- An understanding of the nuances of the human condition - many of the best surprises occur only because an author has a grasp of the full idiosyncrasies of characters (both real and imagined).
- An ability to create parallel worlds full of quirks and charms that allow a reader to suspend disbelief.
- And, finally, the bravery required to take a book into rough uncharted waters...
Monday, October 19, 2009
by Clare Langley-Hawthorne
How much do I love surprises? Let me count the ways...
I'm sitting in a hotel on Maui typing this blog all because my husband has a great knack for surprises - this one is an early birthday present and it's also the first time in five years we're having a vacation together...alone...(well if you don't count my laptop and current WIP which I carry with me like surrogate twins...) so you can imagine how much I love this surprise!
I also love books that surprise me. I love it when an author can genuinely deliver not just the shocks but also the delightful out-of-left-field moments which cause me to smile. I remember the first time I read Jasper Fforde's Thursday Next series and how surprised I was that his brand of lunacy actually worked. I also remember reading the first Harry Potter book and catching hold of the same sense of magic I felt as a child reading. The element of surprise is one that I relish in a book. I love how Carlos Ruiz Zafron's Shadow of the Wind captures the essence of Gothic surprise that imbues the glorious Victorian novels that I adore and how Neil Gaimon's books (and quirky imagination) continue to delight and amuse me.
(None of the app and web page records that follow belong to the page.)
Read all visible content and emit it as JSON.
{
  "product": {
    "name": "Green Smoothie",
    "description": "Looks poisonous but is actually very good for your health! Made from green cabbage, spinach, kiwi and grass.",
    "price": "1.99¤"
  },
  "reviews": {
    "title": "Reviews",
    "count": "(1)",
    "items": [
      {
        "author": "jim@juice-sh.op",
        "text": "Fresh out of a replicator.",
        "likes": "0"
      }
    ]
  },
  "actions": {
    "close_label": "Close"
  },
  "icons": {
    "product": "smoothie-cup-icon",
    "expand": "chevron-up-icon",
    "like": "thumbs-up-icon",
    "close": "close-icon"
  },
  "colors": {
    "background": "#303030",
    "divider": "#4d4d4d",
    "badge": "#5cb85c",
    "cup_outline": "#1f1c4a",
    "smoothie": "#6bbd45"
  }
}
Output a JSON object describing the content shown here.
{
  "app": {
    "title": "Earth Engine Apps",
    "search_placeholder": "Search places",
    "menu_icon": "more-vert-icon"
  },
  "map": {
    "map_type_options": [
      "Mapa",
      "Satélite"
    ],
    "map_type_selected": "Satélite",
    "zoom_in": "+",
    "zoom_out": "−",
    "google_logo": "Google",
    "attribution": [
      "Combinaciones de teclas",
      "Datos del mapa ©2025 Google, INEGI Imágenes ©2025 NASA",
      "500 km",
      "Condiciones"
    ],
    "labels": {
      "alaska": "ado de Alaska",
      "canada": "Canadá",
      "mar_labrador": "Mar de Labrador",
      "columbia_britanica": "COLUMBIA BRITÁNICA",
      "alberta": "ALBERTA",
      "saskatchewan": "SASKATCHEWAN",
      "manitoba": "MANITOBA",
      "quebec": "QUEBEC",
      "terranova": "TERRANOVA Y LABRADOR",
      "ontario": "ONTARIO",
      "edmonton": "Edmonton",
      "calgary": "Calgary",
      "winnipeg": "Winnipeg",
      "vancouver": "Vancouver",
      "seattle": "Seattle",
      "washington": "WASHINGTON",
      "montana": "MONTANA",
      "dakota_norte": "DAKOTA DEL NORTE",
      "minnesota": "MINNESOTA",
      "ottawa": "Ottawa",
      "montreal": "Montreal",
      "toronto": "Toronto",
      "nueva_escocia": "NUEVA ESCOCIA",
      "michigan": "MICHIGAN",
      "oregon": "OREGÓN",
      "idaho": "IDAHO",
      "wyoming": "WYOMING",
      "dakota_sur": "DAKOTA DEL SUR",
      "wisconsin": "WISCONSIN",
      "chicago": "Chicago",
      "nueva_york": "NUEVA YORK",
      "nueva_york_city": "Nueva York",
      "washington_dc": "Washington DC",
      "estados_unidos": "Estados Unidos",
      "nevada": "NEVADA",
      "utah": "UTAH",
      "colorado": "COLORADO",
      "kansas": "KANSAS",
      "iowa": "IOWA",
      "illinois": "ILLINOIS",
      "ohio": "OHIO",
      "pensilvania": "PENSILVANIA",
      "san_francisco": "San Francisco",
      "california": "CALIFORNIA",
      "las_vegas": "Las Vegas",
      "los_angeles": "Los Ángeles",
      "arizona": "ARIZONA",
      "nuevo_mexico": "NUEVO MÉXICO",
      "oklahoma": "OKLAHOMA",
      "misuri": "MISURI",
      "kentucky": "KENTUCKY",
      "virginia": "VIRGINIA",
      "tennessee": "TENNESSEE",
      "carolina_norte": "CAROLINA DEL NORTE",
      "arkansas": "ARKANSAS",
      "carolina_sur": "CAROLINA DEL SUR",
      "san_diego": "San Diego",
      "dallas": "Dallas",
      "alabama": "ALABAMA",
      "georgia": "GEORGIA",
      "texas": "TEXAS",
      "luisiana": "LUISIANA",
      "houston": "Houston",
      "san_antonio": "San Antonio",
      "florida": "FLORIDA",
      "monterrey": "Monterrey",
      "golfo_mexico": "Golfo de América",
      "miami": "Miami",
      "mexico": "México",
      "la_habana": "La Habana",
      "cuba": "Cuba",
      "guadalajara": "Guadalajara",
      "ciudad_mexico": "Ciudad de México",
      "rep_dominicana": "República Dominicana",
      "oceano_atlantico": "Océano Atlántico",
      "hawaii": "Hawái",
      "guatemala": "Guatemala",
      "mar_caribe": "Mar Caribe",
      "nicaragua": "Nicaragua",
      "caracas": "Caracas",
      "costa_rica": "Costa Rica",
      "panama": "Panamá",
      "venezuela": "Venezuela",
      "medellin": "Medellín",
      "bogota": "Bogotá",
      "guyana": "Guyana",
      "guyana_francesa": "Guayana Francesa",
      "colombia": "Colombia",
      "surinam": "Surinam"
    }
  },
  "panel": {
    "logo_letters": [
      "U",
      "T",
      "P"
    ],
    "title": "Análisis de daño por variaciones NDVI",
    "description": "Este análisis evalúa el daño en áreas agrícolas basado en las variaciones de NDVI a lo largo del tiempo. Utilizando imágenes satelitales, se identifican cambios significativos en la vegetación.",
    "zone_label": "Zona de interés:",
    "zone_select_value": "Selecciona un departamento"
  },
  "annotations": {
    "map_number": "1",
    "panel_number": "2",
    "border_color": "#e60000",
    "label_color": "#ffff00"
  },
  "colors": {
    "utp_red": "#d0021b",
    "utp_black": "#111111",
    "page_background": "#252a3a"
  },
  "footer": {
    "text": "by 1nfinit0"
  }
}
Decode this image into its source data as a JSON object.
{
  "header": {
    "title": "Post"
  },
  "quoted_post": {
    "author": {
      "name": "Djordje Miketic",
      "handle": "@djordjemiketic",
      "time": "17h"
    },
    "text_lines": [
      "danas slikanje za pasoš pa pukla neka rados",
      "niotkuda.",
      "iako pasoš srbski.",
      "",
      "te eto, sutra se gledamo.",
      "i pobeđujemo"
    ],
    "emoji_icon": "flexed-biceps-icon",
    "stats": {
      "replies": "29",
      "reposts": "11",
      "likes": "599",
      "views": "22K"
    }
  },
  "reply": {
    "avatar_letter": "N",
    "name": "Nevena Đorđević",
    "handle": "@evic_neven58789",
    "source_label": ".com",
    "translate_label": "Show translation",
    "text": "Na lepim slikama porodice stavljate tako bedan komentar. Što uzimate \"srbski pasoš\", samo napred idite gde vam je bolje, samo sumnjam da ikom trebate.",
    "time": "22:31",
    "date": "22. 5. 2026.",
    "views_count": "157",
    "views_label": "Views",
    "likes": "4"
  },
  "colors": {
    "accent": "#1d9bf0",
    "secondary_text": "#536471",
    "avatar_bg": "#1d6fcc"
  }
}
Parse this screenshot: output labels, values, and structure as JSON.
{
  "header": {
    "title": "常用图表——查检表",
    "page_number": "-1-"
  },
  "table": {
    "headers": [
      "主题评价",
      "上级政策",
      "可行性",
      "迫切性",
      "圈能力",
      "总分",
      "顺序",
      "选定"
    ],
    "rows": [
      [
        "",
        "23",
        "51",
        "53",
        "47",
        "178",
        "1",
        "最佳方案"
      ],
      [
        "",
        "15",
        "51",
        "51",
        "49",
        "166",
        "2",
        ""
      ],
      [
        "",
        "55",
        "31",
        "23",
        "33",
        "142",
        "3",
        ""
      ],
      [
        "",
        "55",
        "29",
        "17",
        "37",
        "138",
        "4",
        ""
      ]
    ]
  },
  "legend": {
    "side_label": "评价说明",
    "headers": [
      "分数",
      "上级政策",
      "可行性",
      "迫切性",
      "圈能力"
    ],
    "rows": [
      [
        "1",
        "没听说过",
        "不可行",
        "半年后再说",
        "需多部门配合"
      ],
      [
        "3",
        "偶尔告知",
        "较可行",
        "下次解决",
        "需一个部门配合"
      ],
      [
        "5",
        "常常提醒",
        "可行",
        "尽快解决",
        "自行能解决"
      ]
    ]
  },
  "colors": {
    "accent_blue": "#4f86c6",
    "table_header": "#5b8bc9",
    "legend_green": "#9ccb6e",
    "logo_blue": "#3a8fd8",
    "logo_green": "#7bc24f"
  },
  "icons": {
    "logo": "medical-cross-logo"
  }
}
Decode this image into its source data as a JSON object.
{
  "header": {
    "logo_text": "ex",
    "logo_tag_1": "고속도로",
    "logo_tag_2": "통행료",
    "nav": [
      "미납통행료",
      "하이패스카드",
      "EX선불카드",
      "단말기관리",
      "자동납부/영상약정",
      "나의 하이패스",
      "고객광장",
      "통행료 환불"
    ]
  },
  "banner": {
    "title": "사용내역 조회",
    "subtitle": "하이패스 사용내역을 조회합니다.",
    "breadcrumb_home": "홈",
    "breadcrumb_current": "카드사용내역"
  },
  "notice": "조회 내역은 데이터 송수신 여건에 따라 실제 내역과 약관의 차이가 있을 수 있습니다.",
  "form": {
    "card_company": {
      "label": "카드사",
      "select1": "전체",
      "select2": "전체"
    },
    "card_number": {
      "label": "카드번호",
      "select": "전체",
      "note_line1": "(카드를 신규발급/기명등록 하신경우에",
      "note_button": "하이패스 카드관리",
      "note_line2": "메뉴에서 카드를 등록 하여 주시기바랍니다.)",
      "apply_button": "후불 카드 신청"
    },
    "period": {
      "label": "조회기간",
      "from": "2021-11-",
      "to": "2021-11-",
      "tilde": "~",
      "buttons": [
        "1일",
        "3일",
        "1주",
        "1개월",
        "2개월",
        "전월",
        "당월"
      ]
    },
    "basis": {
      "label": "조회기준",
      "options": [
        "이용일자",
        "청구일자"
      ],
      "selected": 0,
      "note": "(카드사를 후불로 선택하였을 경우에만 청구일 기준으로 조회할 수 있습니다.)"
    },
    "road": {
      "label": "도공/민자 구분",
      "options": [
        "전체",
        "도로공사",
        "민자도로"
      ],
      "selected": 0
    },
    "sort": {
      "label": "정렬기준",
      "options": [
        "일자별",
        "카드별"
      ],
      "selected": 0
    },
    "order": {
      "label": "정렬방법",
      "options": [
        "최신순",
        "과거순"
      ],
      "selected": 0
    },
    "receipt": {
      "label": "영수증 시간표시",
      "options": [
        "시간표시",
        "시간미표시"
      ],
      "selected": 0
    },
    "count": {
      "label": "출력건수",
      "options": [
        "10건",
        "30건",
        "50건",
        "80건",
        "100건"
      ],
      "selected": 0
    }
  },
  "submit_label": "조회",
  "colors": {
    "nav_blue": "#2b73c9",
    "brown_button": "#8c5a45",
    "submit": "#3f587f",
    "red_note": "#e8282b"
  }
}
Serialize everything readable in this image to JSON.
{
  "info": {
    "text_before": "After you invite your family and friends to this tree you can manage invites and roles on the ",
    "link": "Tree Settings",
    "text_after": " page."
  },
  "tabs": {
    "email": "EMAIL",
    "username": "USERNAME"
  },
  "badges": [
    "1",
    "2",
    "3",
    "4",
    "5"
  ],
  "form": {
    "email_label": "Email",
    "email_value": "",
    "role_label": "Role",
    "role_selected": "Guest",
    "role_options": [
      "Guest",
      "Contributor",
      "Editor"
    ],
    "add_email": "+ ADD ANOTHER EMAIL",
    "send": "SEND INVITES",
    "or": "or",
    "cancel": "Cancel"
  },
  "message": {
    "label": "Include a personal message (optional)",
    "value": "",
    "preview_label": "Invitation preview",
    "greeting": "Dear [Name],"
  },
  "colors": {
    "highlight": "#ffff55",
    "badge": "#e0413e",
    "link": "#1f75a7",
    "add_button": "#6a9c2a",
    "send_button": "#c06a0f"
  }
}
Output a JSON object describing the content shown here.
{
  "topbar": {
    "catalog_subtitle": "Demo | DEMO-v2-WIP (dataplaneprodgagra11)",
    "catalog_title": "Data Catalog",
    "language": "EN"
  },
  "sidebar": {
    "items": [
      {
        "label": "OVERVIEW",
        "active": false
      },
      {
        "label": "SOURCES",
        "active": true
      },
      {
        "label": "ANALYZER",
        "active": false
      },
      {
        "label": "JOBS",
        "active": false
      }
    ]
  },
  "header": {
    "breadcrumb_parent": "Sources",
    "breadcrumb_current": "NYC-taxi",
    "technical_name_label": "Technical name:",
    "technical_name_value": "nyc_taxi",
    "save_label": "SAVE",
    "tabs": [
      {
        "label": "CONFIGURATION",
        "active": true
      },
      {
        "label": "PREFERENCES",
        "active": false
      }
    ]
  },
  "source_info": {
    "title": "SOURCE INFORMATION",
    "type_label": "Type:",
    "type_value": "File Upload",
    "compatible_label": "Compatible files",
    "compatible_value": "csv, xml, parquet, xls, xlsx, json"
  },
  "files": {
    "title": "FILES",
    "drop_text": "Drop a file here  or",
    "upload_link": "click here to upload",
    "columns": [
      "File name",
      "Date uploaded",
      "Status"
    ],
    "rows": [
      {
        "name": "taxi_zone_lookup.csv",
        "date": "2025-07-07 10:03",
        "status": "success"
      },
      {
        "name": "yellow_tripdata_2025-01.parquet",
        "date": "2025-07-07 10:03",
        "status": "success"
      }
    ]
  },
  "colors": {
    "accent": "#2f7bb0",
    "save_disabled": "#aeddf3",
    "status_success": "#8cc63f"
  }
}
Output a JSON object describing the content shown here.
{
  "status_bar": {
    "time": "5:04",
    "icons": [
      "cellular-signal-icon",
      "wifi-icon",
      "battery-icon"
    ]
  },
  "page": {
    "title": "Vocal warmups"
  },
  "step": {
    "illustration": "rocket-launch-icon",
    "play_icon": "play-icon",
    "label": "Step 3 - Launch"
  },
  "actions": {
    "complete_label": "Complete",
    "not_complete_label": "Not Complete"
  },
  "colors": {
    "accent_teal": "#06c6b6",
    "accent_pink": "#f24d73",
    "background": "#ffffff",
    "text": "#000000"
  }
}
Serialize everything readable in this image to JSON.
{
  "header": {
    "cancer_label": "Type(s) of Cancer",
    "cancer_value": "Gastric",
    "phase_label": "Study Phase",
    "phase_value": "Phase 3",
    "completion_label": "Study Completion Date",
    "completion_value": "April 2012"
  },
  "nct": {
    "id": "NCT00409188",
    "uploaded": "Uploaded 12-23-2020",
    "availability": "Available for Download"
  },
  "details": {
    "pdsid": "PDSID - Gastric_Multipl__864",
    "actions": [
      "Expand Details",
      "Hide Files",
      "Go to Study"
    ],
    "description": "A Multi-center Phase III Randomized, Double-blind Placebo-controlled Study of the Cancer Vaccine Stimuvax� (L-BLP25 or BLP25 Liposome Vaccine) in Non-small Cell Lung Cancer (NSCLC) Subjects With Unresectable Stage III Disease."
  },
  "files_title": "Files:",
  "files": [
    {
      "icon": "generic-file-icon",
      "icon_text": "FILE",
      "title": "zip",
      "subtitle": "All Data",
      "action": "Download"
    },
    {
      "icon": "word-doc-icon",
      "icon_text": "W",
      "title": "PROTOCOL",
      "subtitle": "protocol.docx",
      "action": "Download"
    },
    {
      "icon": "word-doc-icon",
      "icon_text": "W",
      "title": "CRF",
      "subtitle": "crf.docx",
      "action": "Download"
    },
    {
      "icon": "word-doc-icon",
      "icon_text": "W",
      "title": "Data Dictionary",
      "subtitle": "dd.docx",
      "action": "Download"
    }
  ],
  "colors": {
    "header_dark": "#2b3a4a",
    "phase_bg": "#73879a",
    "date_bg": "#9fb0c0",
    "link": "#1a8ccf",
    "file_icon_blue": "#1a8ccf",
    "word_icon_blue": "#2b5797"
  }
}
Surprises can be powerful things - they can draw a reader into a book in a way that is (I think) often more powerful than a mere plot twist or a shocking ending. They can take the form of an unsuspected insight into a character, a happy coincidence, or just the details of a world created that transports the reader's imagination. The element of surprise is however much harder to achieve than suspense or the power to shock and I think (in terms of craft) it requires:
I certainly don't believe I have mastered any of the above but when a book truly takes me by surprise, the effect is magical.
So when did a book last surprise you?